> [PROBLEM TO SOLVE] Check every line of the material below, and show those that contain "this".

:: STORED DATA ::

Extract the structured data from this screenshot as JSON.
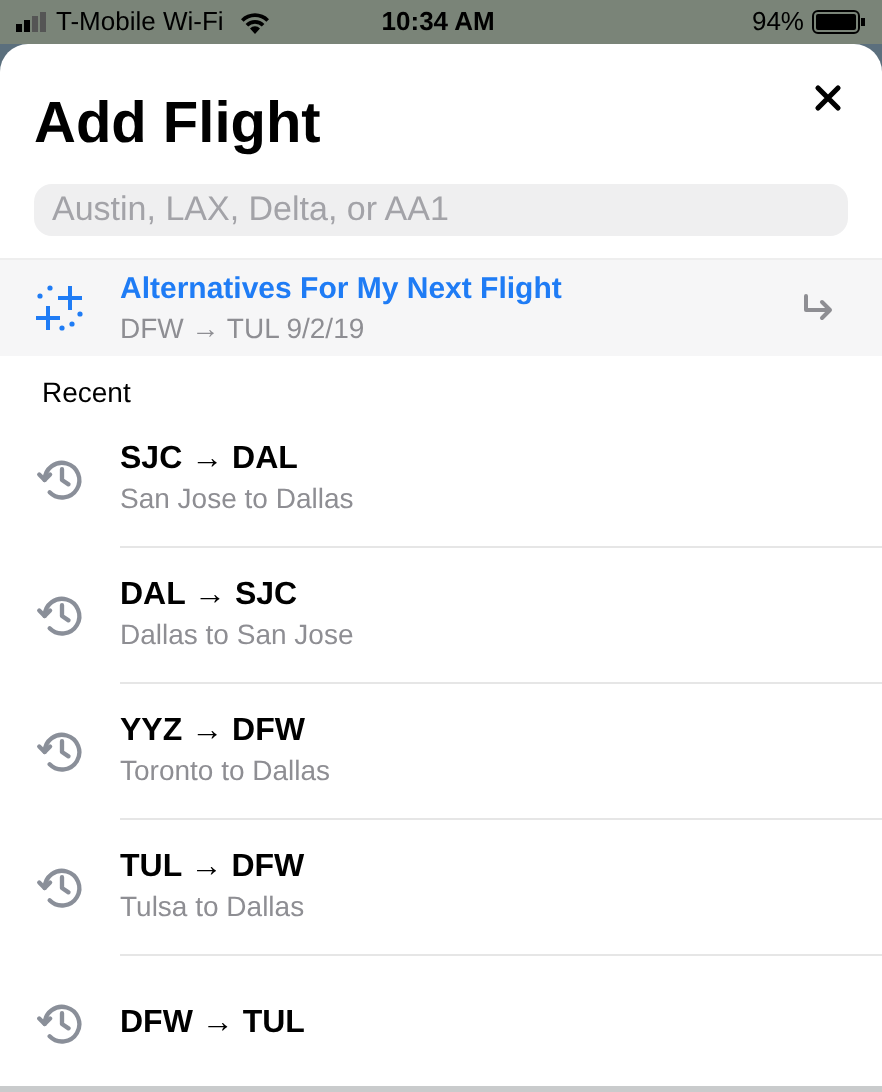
{
  "status_bar": {
    "carrier": "T-Mobile Wi-Fi",
    "time": "10:34 AM",
    "battery": "94%"
  },
  "title": "Add Flight",
  "search": {
    "placeholder": "Austin, LAX, Delta, or AA1"
  },
  "suggestion": {
    "title": "Alternatives For My Next Flight",
    "subtitle": "DFW → TUL 9/2/19"
  },
  "section": "Recent",
  "recent": [
    {
      "route": "SJC → DAL",
      "cities": "San Jose to Dallas"
    },
    {
      "route": "DAL → SJC",
      "cities": "Dallas to San Jose"
    },
    {
      "route": "YYZ → DFW",
      "cities": "Toronto to Dallas"
    },
    {
      "route": "TUL → DFW",
      "cities": "Tulsa to Dallas"
    },
    {
      "route": "DFW → TUL"
    }
  ]
}
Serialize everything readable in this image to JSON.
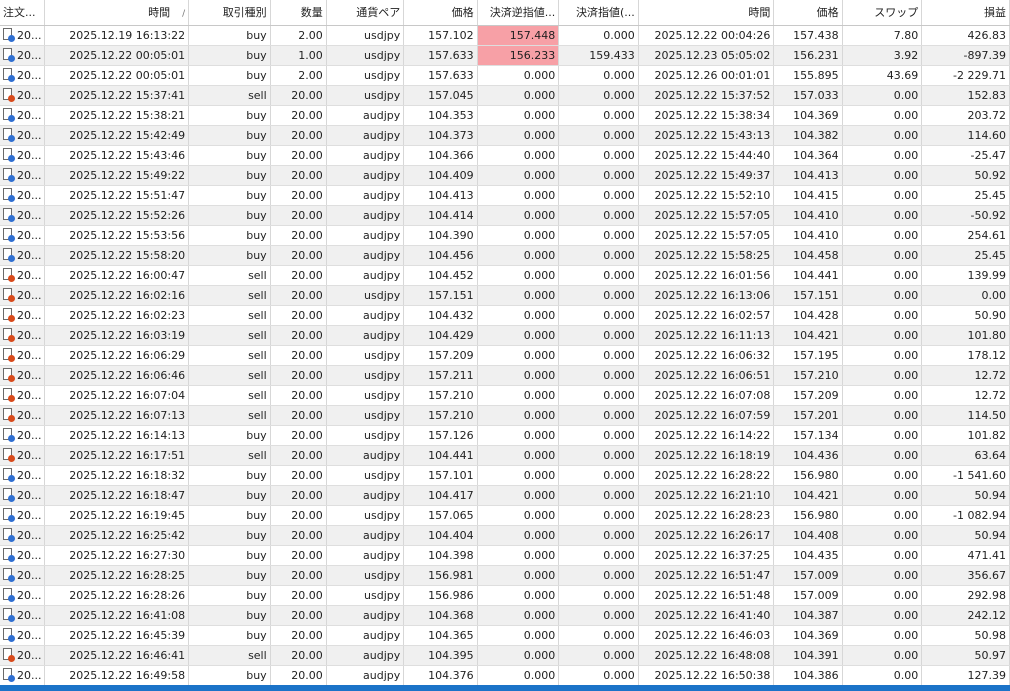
{
  "columns": [
    {
      "label": "注文...",
      "align": "l",
      "w": 44
    },
    {
      "label": "時間",
      "align": "r",
      "w": 141
    },
    {
      "label": "取引種別",
      "align": "r",
      "w": 80
    },
    {
      "label": "数量",
      "align": "r",
      "w": 55
    },
    {
      "label": "通貨ペア",
      "align": "r",
      "w": 76
    },
    {
      "label": "価格",
      "align": "r",
      "w": 72
    },
    {
      "label": "決済逆指値...",
      "align": "r",
      "w": 80
    },
    {
      "label": "決済指値(...",
      "align": "r",
      "w": 78
    },
    {
      "label": "時間",
      "align": "r",
      "w": 133
    },
    {
      "label": "価格",
      "align": "r",
      "w": 67
    },
    {
      "label": "スワップ",
      "align": "r",
      "w": 78
    },
    {
      "label": "損益",
      "align": "r",
      "w": 86
    }
  ],
  "sort_indicator": "/",
  "accent_color": "#1b73c8",
  "highlight_color": "#f7a0a6",
  "rows": [
    {
      "ticket": "20...",
      "open_time": "2025.12.19 16:13:22",
      "type": "buy",
      "volume": "2.00",
      "symbol": "usdjpy",
      "price": "157.102",
      "sl": "157.448",
      "tp": "0.000",
      "close_time": "2025.12.22 00:04:26",
      "close_price": "157.438",
      "swap": "7.80",
      "profit": "426.83",
      "sl_hl": true
    },
    {
      "ticket": "20...",
      "open_time": "2025.12.22 00:05:01",
      "type": "buy",
      "volume": "1.00",
      "symbol": "usdjpy",
      "price": "157.633",
      "sl": "156.233",
      "tp": "159.433",
      "close_time": "2025.12.23 05:05:02",
      "close_price": "156.231",
      "swap": "3.92",
      "profit": "-897.39",
      "sl_hl": true
    },
    {
      "ticket": "20...",
      "open_time": "2025.12.22 00:05:01",
      "type": "buy",
      "volume": "2.00",
      "symbol": "usdjpy",
      "price": "157.633",
      "sl": "0.000",
      "tp": "0.000",
      "close_time": "2025.12.26 00:01:01",
      "close_price": "155.895",
      "swap": "43.69",
      "profit": "-2 229.71"
    },
    {
      "ticket": "20...",
      "open_time": "2025.12.22 15:37:41",
      "type": "sell",
      "volume": "20.00",
      "symbol": "usdjpy",
      "price": "157.045",
      "sl": "0.000",
      "tp": "0.000",
      "close_time": "2025.12.22 15:37:52",
      "close_price": "157.033",
      "swap": "0.00",
      "profit": "152.83"
    },
    {
      "ticket": "20...",
      "open_time": "2025.12.22 15:38:21",
      "type": "buy",
      "volume": "20.00",
      "symbol": "audjpy",
      "price": "104.353",
      "sl": "0.000",
      "tp": "0.000",
      "close_time": "2025.12.22 15:38:34",
      "close_price": "104.369",
      "swap": "0.00",
      "profit": "203.72"
    },
    {
      "ticket": "20...",
      "open_time": "2025.12.22 15:42:49",
      "type": "buy",
      "volume": "20.00",
      "symbol": "audjpy",
      "price": "104.373",
      "sl": "0.000",
      "tp": "0.000",
      "close_time": "2025.12.22 15:43:13",
      "close_price": "104.382",
      "swap": "0.00",
      "profit": "114.60"
    },
    {
      "ticket": "20...",
      "open_time": "2025.12.22 15:43:46",
      "type": "buy",
      "volume": "20.00",
      "symbol": "audjpy",
      "price": "104.366",
      "sl": "0.000",
      "tp": "0.000",
      "close_time": "2025.12.22 15:44:40",
      "close_price": "104.364",
      "swap": "0.00",
      "profit": "-25.47"
    },
    {
      "ticket": "20...",
      "open_time": "2025.12.22 15:49:22",
      "type": "buy",
      "volume": "20.00",
      "symbol": "audjpy",
      "price": "104.409",
      "sl": "0.000",
      "tp": "0.000",
      "close_time": "2025.12.22 15:49:37",
      "close_price": "104.413",
      "swap": "0.00",
      "profit": "50.92"
    },
    {
      "ticket": "20...",
      "open_time": "2025.12.22 15:51:47",
      "type": "buy",
      "volume": "20.00",
      "symbol": "audjpy",
      "price": "104.413",
      "sl": "0.000",
      "tp": "0.000",
      "close_time": "2025.12.22 15:52:10",
      "close_price": "104.415",
      "swap": "0.00",
      "profit": "25.45"
    },
    {
      "ticket": "20...",
      "open_time": "2025.12.22 15:52:26",
      "type": "buy",
      "volume": "20.00",
      "symbol": "audjpy",
      "price": "104.414",
      "sl": "0.000",
      "tp": "0.000",
      "close_time": "2025.12.22 15:57:05",
      "close_price": "104.410",
      "swap": "0.00",
      "profit": "-50.92"
    },
    {
      "ticket": "20...",
      "open_time": "2025.12.22 15:53:56",
      "type": "buy",
      "volume": "20.00",
      "symbol": "audjpy",
      "price": "104.390",
      "sl": "0.000",
      "tp": "0.000",
      "close_time": "2025.12.22 15:57:05",
      "close_price": "104.410",
      "swap": "0.00",
      "profit": "254.61"
    },
    {
      "ticket": "20...",
      "open_time": "2025.12.22 15:58:20",
      "type": "buy",
      "volume": "20.00",
      "symbol": "audjpy",
      "price": "104.456",
      "sl": "0.000",
      "tp": "0.000",
      "close_time": "2025.12.22 15:58:25",
      "close_price": "104.458",
      "swap": "0.00",
      "profit": "25.45"
    },
    {
      "ticket": "20...",
      "open_time": "2025.12.22 16:00:47",
      "type": "sell",
      "volume": "20.00",
      "symbol": "audjpy",
      "price": "104.452",
      "sl": "0.000",
      "tp": "0.000",
      "close_time": "2025.12.22 16:01:56",
      "close_price": "104.441",
      "swap": "0.00",
      "profit": "139.99"
    },
    {
      "ticket": "20...",
      "open_time": "2025.12.22 16:02:16",
      "type": "sell",
      "volume": "20.00",
      "symbol": "usdjpy",
      "price": "157.151",
      "sl": "0.000",
      "tp": "0.000",
      "close_time": "2025.12.22 16:13:06",
      "close_price": "157.151",
      "swap": "0.00",
      "profit": "0.00"
    },
    {
      "ticket": "20...",
      "open_time": "2025.12.22 16:02:23",
      "type": "sell",
      "volume": "20.00",
      "symbol": "audjpy",
      "price": "104.432",
      "sl": "0.000",
      "tp": "0.000",
      "close_time": "2025.12.22 16:02:57",
      "close_price": "104.428",
      "swap": "0.00",
      "profit": "50.90"
    },
    {
      "ticket": "20...",
      "open_time": "2025.12.22 16:03:19",
      "type": "sell",
      "volume": "20.00",
      "symbol": "audjpy",
      "price": "104.429",
      "sl": "0.000",
      "tp": "0.000",
      "close_time": "2025.12.22 16:11:13",
      "close_price": "104.421",
      "swap": "0.00",
      "profit": "101.80"
    },
    {
      "ticket": "20...",
      "open_time": "2025.12.22 16:06:29",
      "type": "sell",
      "volume": "20.00",
      "symbol": "usdjpy",
      "price": "157.209",
      "sl": "0.000",
      "tp": "0.000",
      "close_time": "2025.12.22 16:06:32",
      "close_price": "157.195",
      "swap": "0.00",
      "profit": "178.12"
    },
    {
      "ticket": "20...",
      "open_time": "2025.12.22 16:06:46",
      "type": "sell",
      "volume": "20.00",
      "symbol": "usdjpy",
      "price": "157.211",
      "sl": "0.000",
      "tp": "0.000",
      "close_time": "2025.12.22 16:06:51",
      "close_price": "157.210",
      "swap": "0.00",
      "profit": "12.72"
    },
    {
      "ticket": "20...",
      "open_time": "2025.12.22 16:07:04",
      "type": "sell",
      "volume": "20.00",
      "symbol": "usdjpy",
      "price": "157.210",
      "sl": "0.000",
      "tp": "0.000",
      "close_time": "2025.12.22 16:07:08",
      "close_price": "157.209",
      "swap": "0.00",
      "profit": "12.72"
    },
    {
      "ticket": "20...",
      "open_time": "2025.12.22 16:07:13",
      "type": "sell",
      "volume": "20.00",
      "symbol": "usdjpy",
      "price": "157.210",
      "sl": "0.000",
      "tp": "0.000",
      "close_time": "2025.12.22 16:07:59",
      "close_price": "157.201",
      "swap": "0.00",
      "profit": "114.50"
    },
    {
      "ticket": "20...",
      "open_time": "2025.12.22 16:14:13",
      "type": "buy",
      "volume": "20.00",
      "symbol": "usdjpy",
      "price": "157.126",
      "sl": "0.000",
      "tp": "0.000",
      "close_time": "2025.12.22 16:14:22",
      "close_price": "157.134",
      "swap": "0.00",
      "profit": "101.82"
    },
    {
      "ticket": "20...",
      "open_time": "2025.12.22 16:17:51",
      "type": "sell",
      "volume": "20.00",
      "symbol": "audjpy",
      "price": "104.441",
      "sl": "0.000",
      "tp": "0.000",
      "close_time": "2025.12.22 16:18:19",
      "close_price": "104.436",
      "swap": "0.00",
      "profit": "63.64"
    },
    {
      "ticket": "20...",
      "open_time": "2025.12.22 16:18:32",
      "type": "buy",
      "volume": "20.00",
      "symbol": "usdjpy",
      "price": "157.101",
      "sl": "0.000",
      "tp": "0.000",
      "close_time": "2025.12.22 16:28:22",
      "close_price": "156.980",
      "swap": "0.00",
      "profit": "-1 541.60"
    },
    {
      "ticket": "20...",
      "open_time": "2025.12.22 16:18:47",
      "type": "buy",
      "volume": "20.00",
      "symbol": "audjpy",
      "price": "104.417",
      "sl": "0.000",
      "tp": "0.000",
      "close_time": "2025.12.22 16:21:10",
      "close_price": "104.421",
      "swap": "0.00",
      "profit": "50.94"
    },
    {
      "ticket": "20...",
      "open_time": "2025.12.22 16:19:45",
      "type": "buy",
      "volume": "20.00",
      "symbol": "usdjpy",
      "price": "157.065",
      "sl": "0.000",
      "tp": "0.000",
      "close_time": "2025.12.22 16:28:23",
      "close_price": "156.980",
      "swap": "0.00",
      "profit": "-1 082.94"
    },
    {
      "ticket": "20...",
      "open_time": "2025.12.22 16:25:42",
      "type": "buy",
      "volume": "20.00",
      "symbol": "audjpy",
      "price": "104.404",
      "sl": "0.000",
      "tp": "0.000",
      "close_time": "2025.12.22 16:26:17",
      "close_price": "104.408",
      "swap": "0.00",
      "profit": "50.94"
    },
    {
      "ticket": "20...",
      "open_time": "2025.12.22 16:27:30",
      "type": "buy",
      "volume": "20.00",
      "symbol": "audjpy",
      "price": "104.398",
      "sl": "0.000",
      "tp": "0.000",
      "close_time": "2025.12.22 16:37:25",
      "close_price": "104.435",
      "swap": "0.00",
      "profit": "471.41"
    },
    {
      "ticket": "20...",
      "open_time": "2025.12.22 16:28:25",
      "type": "buy",
      "volume": "20.00",
      "symbol": "usdjpy",
      "price": "156.981",
      "sl": "0.000",
      "tp": "0.000",
      "close_time": "2025.12.22 16:51:47",
      "close_price": "157.009",
      "swap": "0.00",
      "profit": "356.67"
    },
    {
      "ticket": "20...",
      "open_time": "2025.12.22 16:28:26",
      "type": "buy",
      "volume": "20.00",
      "symbol": "usdjpy",
      "price": "156.986",
      "sl": "0.000",
      "tp": "0.000",
      "close_time": "2025.12.22 16:51:48",
      "close_price": "157.009",
      "swap": "0.00",
      "profit": "292.98"
    },
    {
      "ticket": "20...",
      "open_time": "2025.12.22 16:41:08",
      "type": "buy",
      "volume": "20.00",
      "symbol": "audjpy",
      "price": "104.368",
      "sl": "0.000",
      "tp": "0.000",
      "close_time": "2025.12.22 16:41:40",
      "close_price": "104.387",
      "swap": "0.00",
      "profit": "242.12"
    },
    {
      "ticket": "20...",
      "open_time": "2025.12.22 16:45:39",
      "type": "buy",
      "volume": "20.00",
      "symbol": "audjpy",
      "price": "104.365",
      "sl": "0.000",
      "tp": "0.000",
      "close_time": "2025.12.22 16:46:03",
      "close_price": "104.369",
      "swap": "0.00",
      "profit": "50.98"
    },
    {
      "ticket": "20...",
      "open_time": "2025.12.22 16:46:41",
      "type": "sell",
      "volume": "20.00",
      "symbol": "audjpy",
      "price": "104.395",
      "sl": "0.000",
      "tp": "0.000",
      "close_time": "2025.12.22 16:48:08",
      "close_price": "104.391",
      "swap": "0.00",
      "profit": "50.97"
    },
    {
      "ticket": "20...",
      "open_time": "2025.12.22 16:49:58",
      "type": "buy",
      "volume": "20.00",
      "symbol": "audjpy",
      "price": "104.376",
      "sl": "0.000",
      "tp": "0.000",
      "close_time": "2025.12.22 16:50:38",
      "close_price": "104.386",
      "swap": "0.00",
      "profit": "127.39"
    }
  ]
}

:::

> [WORKED SOLUTION]
Extract the structured data from this screenshot as JSON.
Serialize everything readable in this image to JSON.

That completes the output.